“Stop the running — the vehicle will become a weapon,” counters Robinson, in his effort to encourage young guys to just stop.
Bystander Sirquron Brooks of Lusby knows all too well what could happen in a high-speed chase. In late March, Brooks was sitting in his car at the intersection of Route 231 and Prince Frederick Boulevard, after leaving Calvert Library Prince Frederick, when a suspect driving a truck in a highspeed chase involving Calvert deputies hit a pole and flipped over onto his car.
“I could have died,” said Brooks, who reported incurring injuries to his back, leg and neck and was released from the hospital the next day. “The police almost hit me. There was too much traffic for police to chase him on that one-lane road.”
The accident was caught on an episode of “Live PD.” “There ain’t enough crime in this county for Live PD,” said Robinson, suggesting the show has encouraged rogue behavior and risky practices in the department.
“No run, no chase — in that order. We are in agreement in that,” said Capt. Dave Payne of the Calvert County Sheriff’s Office, in an interview with the Recorder. “We rather see no running, no chasing, no deaths on the road.”
Payne did not have information regarding Brooks’ accident at the time of the interview, but he did share the department’s extensive policy on pursuits, which permits “deputies to engage in extended/high-speed vehicle pursuit when it is necessary to apprehend a violator of the laws of this State.” However, the policy does list limiting factors that affect the decision to begin and continue the pursuit, to include the nature of the offense, traffic density and danger to the public.
“Minus all those factors, the supervisor or deputy that is in pursuit has the right to abandon it,” explained Payne. Elements a deputy can consider when abandoning a chase include if the risk to the deputy and the public is unnecessarily high, the risk is inconsistent with the severity of the violation and the highway and environmental conditions are not conducive to a continued safe pursuit.
“The decision regarding whether to initiate a pursuit occurs at the point when a trooper has a reasonable belief that the driver of the subject vehicle is knowingly failing to stop in response to a trooper’s visual and audible signals,” reads an excerpt on MSP’s policy on pursuits, shared by Russo with the Recorder. It was not clear at press time what their factors are for abandoning a pursuit.
While Tabias’ dad has channeled his grief into policy change, his mother, Tammy Byrd, is struggling to come to terms with her son’s death. She attended Saturday’s protest, but sat back quietly in a parking lot, lending moral support from afar while watching over her 5-year-old granddaughter, Harmony — Tabias’ only child.
Harmony said a prayer for her father, while she blessed her food, and then began to chant “no chase — no run, everybody comes home.”

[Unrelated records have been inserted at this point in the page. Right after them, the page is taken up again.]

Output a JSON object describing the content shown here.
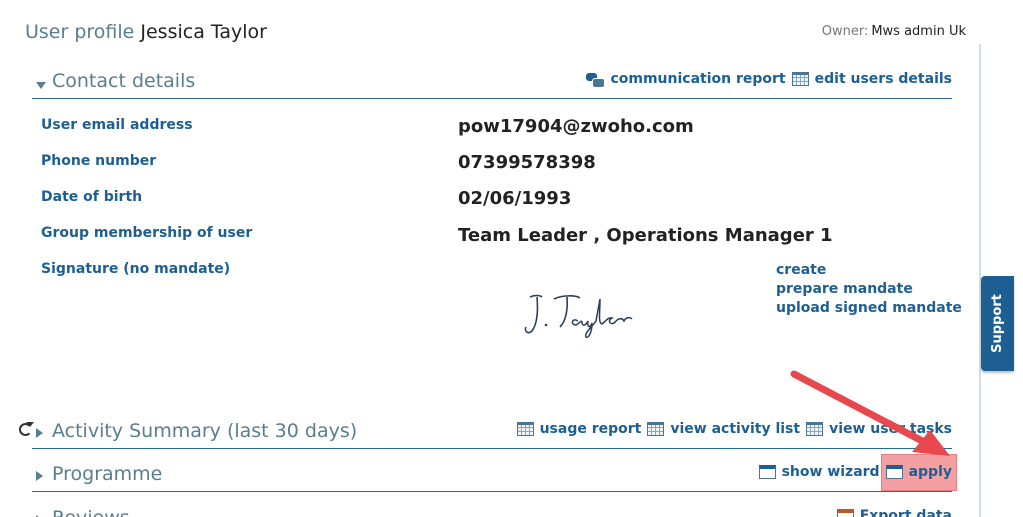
{
  "header": {
    "title_prefix": "User profile",
    "user_name": "Jessica Taylor",
    "owner_label": "Owner:",
    "owner_name": "Mws admin Uk"
  },
  "support_label": "Support",
  "contact": {
    "title": "Contact details",
    "links": {
      "communication_report": "communication report",
      "edit_users_details": "edit users details"
    },
    "fields": [
      {
        "label": "User email address",
        "value": "pow17904@zwoho.com"
      },
      {
        "label": "Phone number",
        "value": "07399578398"
      },
      {
        "label": "Date of birth",
        "value": "02/06/1993"
      },
      {
        "label": "Group membership of user",
        "value": "Team Leader , Operations Manager 1"
      },
      {
        "label": "Signature (no mandate)",
        "value": ""
      }
    ],
    "signature_text": "J. Taylor",
    "signature_links": {
      "create": "create",
      "prepare_mandate": "prepare mandate",
      "upload_signed_mandate": "upload signed mandate"
    }
  },
  "activity": {
    "title": "Activity Summary (last 30 days)",
    "links": {
      "usage_report": "usage report",
      "view_activity_list": "view activity list",
      "view_user_tasks": "view user tasks"
    }
  },
  "programme": {
    "title": "Programme",
    "links": {
      "show_wizard": "show wizard",
      "apply": "apply"
    }
  },
  "reviews": {
    "title": "Reviews",
    "links": {
      "export_data": "Export data"
    }
  },
  "colors": {
    "accent": "#1d5f93",
    "heading": "#5b7d90",
    "highlight": "#f4a0a3",
    "arrow": "#e8474d"
  }
}
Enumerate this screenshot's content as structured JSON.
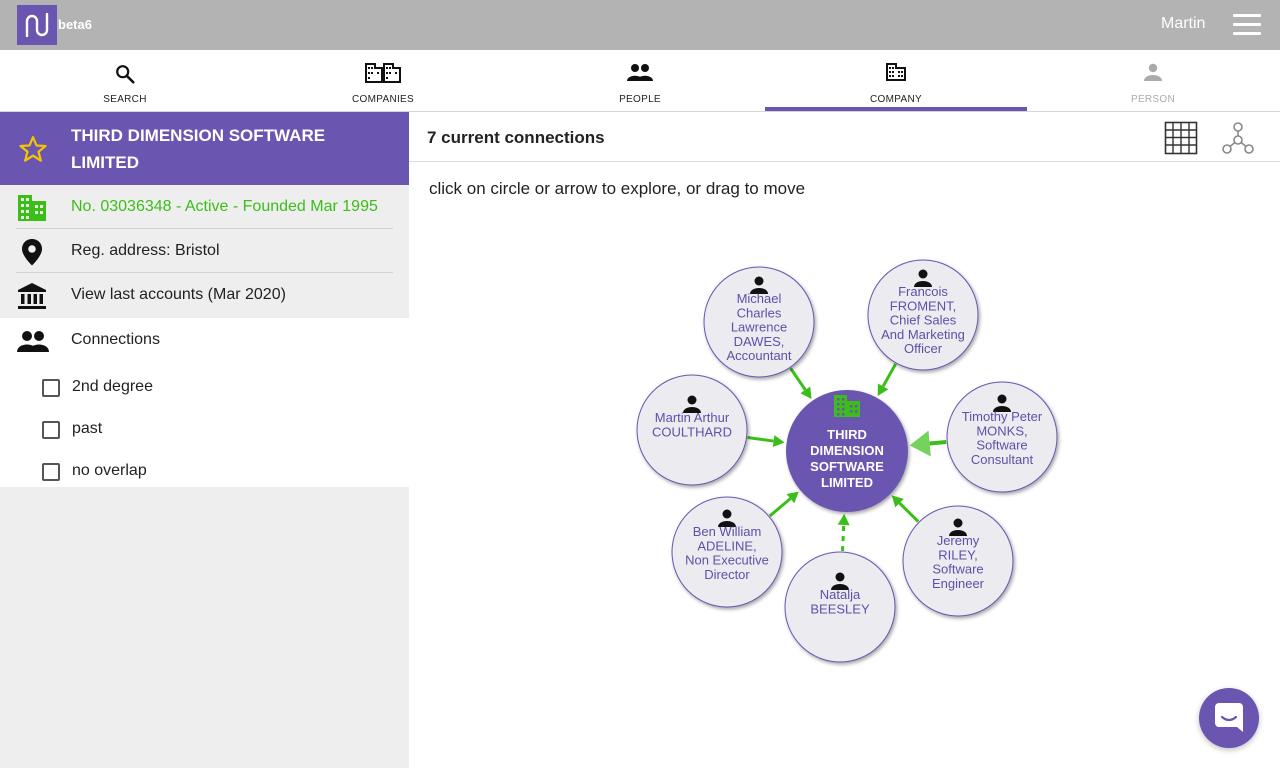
{
  "app": {
    "beta": "beta6",
    "user": "Martin"
  },
  "nav": {
    "tabs": [
      {
        "label": "SEARCH",
        "icon": "search-icon"
      },
      {
        "label": "COMPANIES",
        "icon": "companies-icon"
      },
      {
        "label": "PEOPLE",
        "icon": "people-icon"
      },
      {
        "label": "COMPANY",
        "icon": "company-icon",
        "active": true
      },
      {
        "label": "PERSON",
        "icon": "person-icon",
        "disabled": true
      }
    ]
  },
  "company": {
    "name": "THIRD DIMENSION SOFTWARE LIMITED",
    "status": "No. 03036348 - Active - Founded Mar 1995",
    "address": "Reg. address: Bristol",
    "accounts": "View last accounts (Mar 2020)",
    "connections_label": "Connections"
  },
  "options": {
    "items": [
      "2nd degree",
      "past",
      "no overlap"
    ]
  },
  "main": {
    "title": "7 current connections",
    "hint": "click on circle or arrow to explore, or drag to move"
  },
  "graph": {
    "center": {
      "lines": [
        "THIRD",
        "DIMENSION",
        "SOFTWARE",
        "LIMITED"
      ]
    },
    "nodes": [
      {
        "lines": [
          "Michael",
          "Charles",
          "Lawrence",
          "DAWES,",
          "Accountant"
        ]
      },
      {
        "lines": [
          "Francois",
          "FROMENT,",
          "Chief Sales",
          "And Marketing",
          "Officer"
        ]
      },
      {
        "lines": [
          "Martin Arthur",
          "COULTHARD"
        ]
      },
      {
        "lines": [
          "Timothy Peter",
          "MONKS,",
          "Software",
          "Consultant"
        ]
      },
      {
        "lines": [
          "Ben William",
          "ADELINE,",
          "Non Executive",
          "Director"
        ]
      },
      {
        "lines": [
          "Jeremy",
          "RILEY,",
          "Software",
          "Engineer"
        ]
      },
      {
        "lines": [
          "Natalja",
          "BEESLEY"
        ]
      }
    ]
  },
  "colors": {
    "brand": "#6a55b0",
    "active_green": "#3bbf18",
    "node_fill": "#ebebf0"
  }
}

“I can’t eat. I can’t sleep,” Byrd said tearfully, adding that she leans on Isaiah 30:15 for strength, especially when people are unkind about the circumstances of her son’s death. “Everybody has a comment, but nobody [else] has lost their child.”
Crystal Chase of St. Leonard protests against high-speed police chases and runs at the intersection of Route 231 and Route 4 in Prince Frederick on Saturday. In the distance, other protesters flank the opposite corners holding signs demanding police pursuit reform.
Aubrey Robinson of Accokeek protests against high-speed police chases and runs at the intersection of Route 231 and Route 4 in Prince Frederick. Robinson’s son, Tabias, died during a police chase in April. His sister, Aleta Chase of St. Leonard, stands in the distance holding a sign.
From left, Octavia Ford, Malia Speight and Jayden Bowman hold up signs to protest against high-speed police chases and runs in the tri-county area.